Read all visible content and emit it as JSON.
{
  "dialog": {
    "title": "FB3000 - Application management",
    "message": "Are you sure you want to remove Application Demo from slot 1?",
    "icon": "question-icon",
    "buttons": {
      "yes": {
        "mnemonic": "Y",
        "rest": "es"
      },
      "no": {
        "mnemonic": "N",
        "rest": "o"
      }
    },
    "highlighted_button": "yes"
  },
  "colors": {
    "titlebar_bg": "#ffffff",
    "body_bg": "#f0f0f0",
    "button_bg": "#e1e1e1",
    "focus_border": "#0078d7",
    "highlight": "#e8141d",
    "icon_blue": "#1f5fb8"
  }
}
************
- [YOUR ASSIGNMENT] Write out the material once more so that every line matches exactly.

- [EXPECTED ANSWER]
Read all visible content and emit it as JSON.
{
  "dialog": {
    "title": "FB3000 - Application management",
    "message": "Are you sure you want to remove Application Demo from slot 1?",
    "icon": "question-icon",
    "buttons": {
      "yes": {
        "mnemonic": "Y",
        "rest": "es"
      },
      "no": {
        "mnemonic": "N",
        "rest": "o"
      }
    },
    "highlighted_button": "yes"
  },
  "colors": {
    "titlebar_bg": "#ffffff",
    "body_bg": "#f0f0f0",
    "button_bg": "#e1e1e1",
    "focus_border": "#0078d7",
    "highlight": "#e8141d",
    "icon_blue": "#1f5fb8"
  }
}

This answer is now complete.